If the ad presents its product differently, like just an image of the product within the book cover while a fictional couple is reading the book together, it may not get the reader’s attention. It could indicate pizza as part of daily life, and it could tell readers what they can do if they want pizza by showing them a couple reading about Daiya pizza. A book about Daiya pizza could suggest how the product is interesting enough for people to read a book about it.


Reading Against the Grain
The ideological messages endorsed by the advertisement is its simplistic meanings. The ad gives readers simple messages. The image has few lines of words, mainly on humor. Although the pizza states it is dairy-free, with “cheesier than eveR”, implying that its has more cheese than cheese itself, by the brand logo below the novel, the ad lacks further information about the product. I do not know what the exact ingredients nor health benefits of the product presents. The image seems to explicitly encourage readers to only focus more on taste through symbolic messages. The ad also wants readers to associate pizza with romance through a parody of romance novels. Some consumers enjoy romance novels as a form of escapism, as novels allow readers to escape bleak reality by focusing their fantasy. The ad reminds readers how pizza can associate with love life, even it is still fictional. The pizza seems to represent exceptional food by presenting it as a love potion. The woman’s facial and body gestures suggest that she is amazed by its taste. The slice of pizza seems to serve as a kiss from the man. People enjoy reading or watching romantic genres for various reasons. People may desire an ideal partner or sensual moments of stories.

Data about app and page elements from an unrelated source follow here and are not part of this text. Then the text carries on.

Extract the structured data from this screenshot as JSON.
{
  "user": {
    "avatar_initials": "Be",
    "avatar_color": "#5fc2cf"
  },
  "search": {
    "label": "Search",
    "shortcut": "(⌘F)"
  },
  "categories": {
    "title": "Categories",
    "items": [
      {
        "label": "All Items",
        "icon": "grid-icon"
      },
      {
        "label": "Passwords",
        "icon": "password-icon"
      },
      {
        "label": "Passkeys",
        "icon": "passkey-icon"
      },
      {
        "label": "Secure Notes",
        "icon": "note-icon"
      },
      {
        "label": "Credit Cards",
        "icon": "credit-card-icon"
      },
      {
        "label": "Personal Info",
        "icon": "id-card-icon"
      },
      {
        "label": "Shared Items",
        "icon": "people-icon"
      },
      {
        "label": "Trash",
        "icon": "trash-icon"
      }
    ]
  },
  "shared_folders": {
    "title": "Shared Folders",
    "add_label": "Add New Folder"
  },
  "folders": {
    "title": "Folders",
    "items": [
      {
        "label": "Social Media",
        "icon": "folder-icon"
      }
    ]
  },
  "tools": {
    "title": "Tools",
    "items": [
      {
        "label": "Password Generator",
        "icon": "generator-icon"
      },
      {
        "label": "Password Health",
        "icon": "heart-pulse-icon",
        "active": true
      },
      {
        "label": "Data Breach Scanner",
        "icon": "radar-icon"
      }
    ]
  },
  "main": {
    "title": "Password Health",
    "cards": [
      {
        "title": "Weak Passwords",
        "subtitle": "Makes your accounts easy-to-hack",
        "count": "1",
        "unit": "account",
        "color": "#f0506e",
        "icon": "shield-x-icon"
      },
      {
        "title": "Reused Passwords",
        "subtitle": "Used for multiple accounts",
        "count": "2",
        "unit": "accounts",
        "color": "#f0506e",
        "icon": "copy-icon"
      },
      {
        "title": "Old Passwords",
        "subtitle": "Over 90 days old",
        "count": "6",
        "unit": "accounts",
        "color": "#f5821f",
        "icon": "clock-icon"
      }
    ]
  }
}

The aspect of the reality is that the novel hides are the relationships of the couple. The reader knows the couple as fictional characters in the novel, but we do not know how they met or what happens exactly in the story afterward. The novel subtly reminds readers that it is fictional. The novel itself is not a real novel to buy. It is a fictional-fictional work of art.

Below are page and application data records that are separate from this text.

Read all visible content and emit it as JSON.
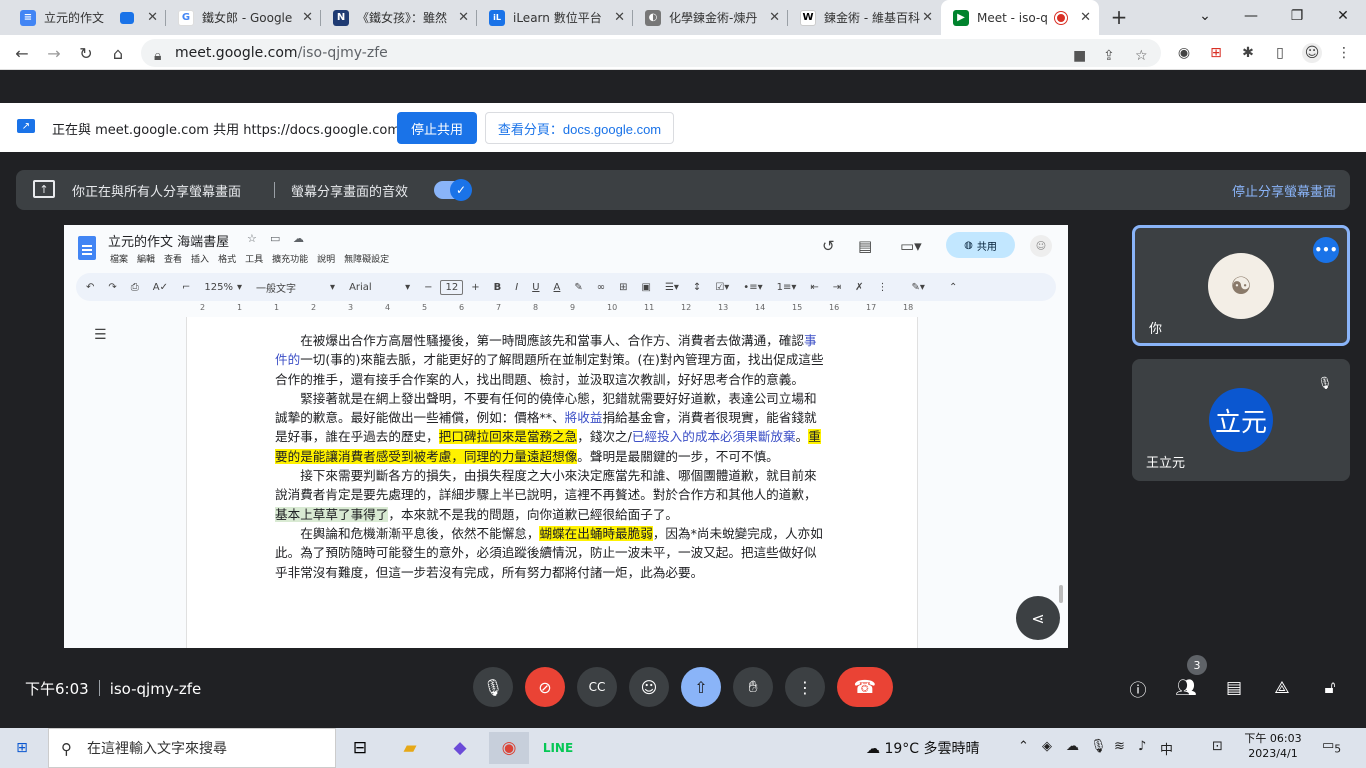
{
  "browser": {
    "tabs": [
      {
        "title": "立元的作文",
        "fav_color": "#4285f4",
        "fav": "≡"
      },
      {
        "title": "鐵女郎 - Google",
        "fav_color": "#fff",
        "fav": "G"
      },
      {
        "title": "《鐵女孩》：雖然",
        "fav_color": "#1f3b73",
        "fav": "N"
      },
      {
        "title": "iLearn 數位平台",
        "fav_color": "#1a73e8",
        "fav": "iL"
      },
      {
        "title": "化學鍊金術-煉丹",
        "fav_color": "#555",
        "fav": "◐"
      },
      {
        "title": "鍊金術 - 維基百科",
        "fav_color": "#fff",
        "fav": "W"
      },
      {
        "title": "Meet - iso-q",
        "fav_color": "#00832d",
        "fav": "▶"
      }
    ],
    "new_tab": "+",
    "url_host": "meet.google.com",
    "url_path": "/iso-qjmy-zfe"
  },
  "share_bar": {
    "message": "正在與 meet.google.com 共用 https://docs.google.com",
    "stop_label": "停止共用",
    "view_label": "查看分頁：docs.google.com"
  },
  "meet": {
    "notice_text": "你正在與所有人分享螢幕畫面",
    "audio_label": "螢幕分享畫面的音效",
    "stop_sharing": "停止分享螢幕畫面",
    "time": "下午6:03",
    "meeting_code": "iso-qjmy-zfe",
    "participant_count": "3",
    "tiles": [
      {
        "name": "你"
      },
      {
        "name": "王立元",
        "initials": "立元"
      }
    ]
  },
  "doc": {
    "title": "立元的作文 海端書屋",
    "menus": [
      "檔案",
      "編輯",
      "查看",
      "插入",
      "格式",
      "工具",
      "擴充功能",
      "說明",
      "無障礙設定"
    ],
    "share_label": "共用",
    "zoom": "125%",
    "style": "一般文字",
    "font": "Arial",
    "font_size": "12",
    "ruler": [
      "2",
      "1",
      "1",
      "2",
      "3",
      "4",
      "5",
      "6",
      "7",
      "8",
      "9",
      "10",
      "11",
      "12",
      "13",
      "14",
      "15",
      "16",
      "17",
      "18"
    ]
  },
  "taskbar": {
    "search_placeholder": "在這裡輸入文字來搜尋",
    "weather": "19°C 多雲時晴",
    "ime": "中",
    "time": "下午 06:03",
    "date": "2023/4/1",
    "notif_count": "5"
  }
}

As the reader, I am looking at the novel lying on the table. The text below the book suggests for me to interpret the novel as cheesy. The term cheesy also makes me think about the cheese itself besides its metaphorical meaning. The social implication of the ad is that I am a savvy consumer. My role in the advertisement is that I am someone looking for healthy food and better cultural taste than those reading those sorts of novels. Enjoyment. The psychological implication of the ad is that the humor of the ad will make me curious about the product. The image also suggests that the quality of food, particularly its cheese, will be part of my motivation to buy it.
The camera position I see as a reader is that I am looking at a book. The book is centered, as well as the slice of pizza. The pizza seems to be the main aspect of the image. The pizza appears brighter and seems unusual in a setting like the novel. The pizza appears strange because pizza does not represent the medieval period as caste or sword does. The couples are looking at each other, ignoring the reader. They seem more fixated on each other. The message may be that they are just fictional characters. The reader is focusing on the slice of pizza of the book cover, which is between the couple.

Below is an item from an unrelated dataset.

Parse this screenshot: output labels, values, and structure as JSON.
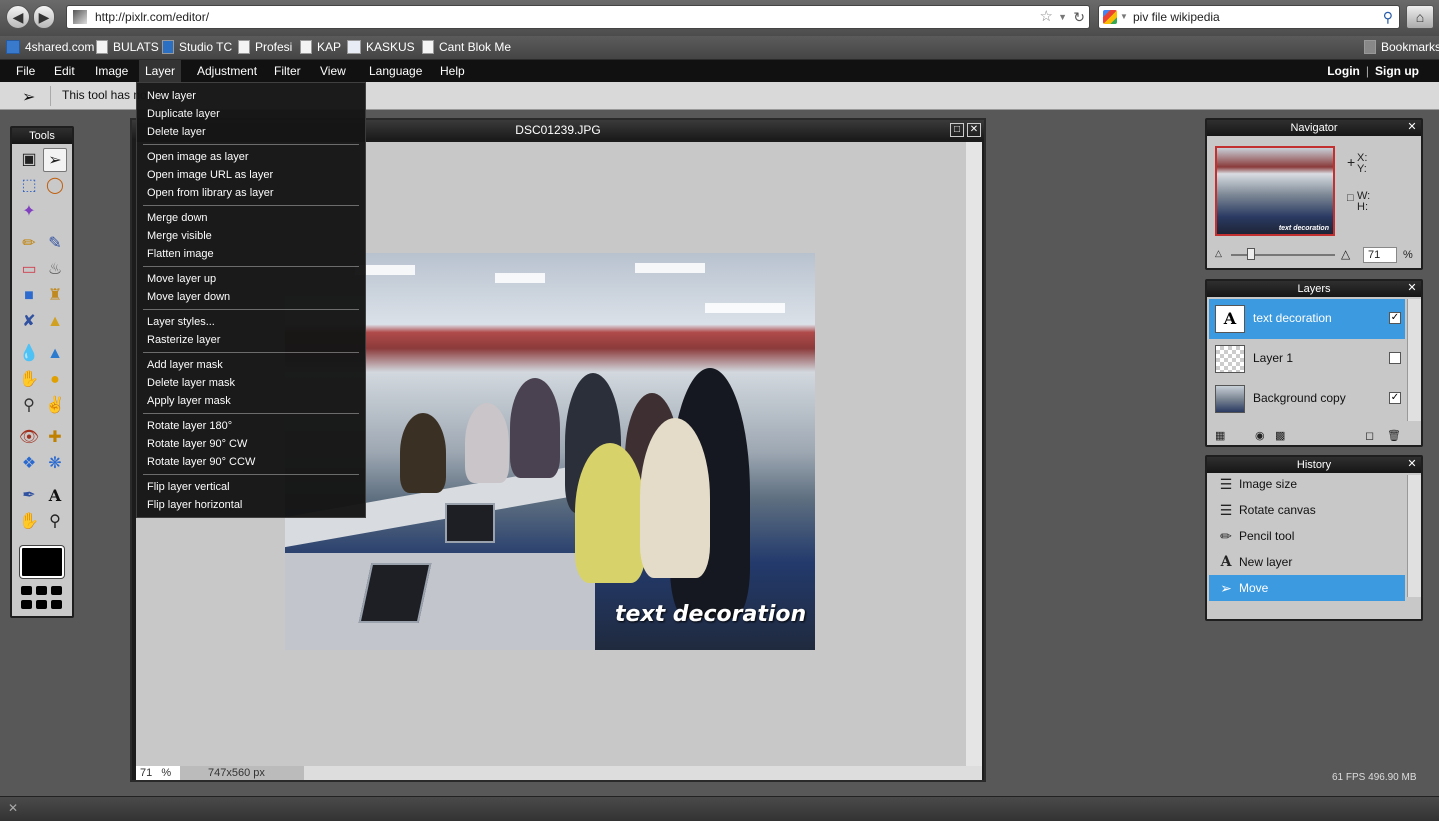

References


Allan, Jonathan A. “The Purity of His Maleness.” The Journal of Men’s Studies, vol. 24,
no. 1, 2016, pp. 24–41., doi:10.1177/1060826515624382.
Liebenberg, Linda. “The Visual Image as Discussion Point: Increasing Validity in
Boundary Crossing Research.” Qualitative Research, vol. 9, no. 4, 2009, pp. 441–467., doi:10.1177/1468794109337877.
Tolson, Andrew. Mediations Text and Discourse in Media Studies. TPB, 1996.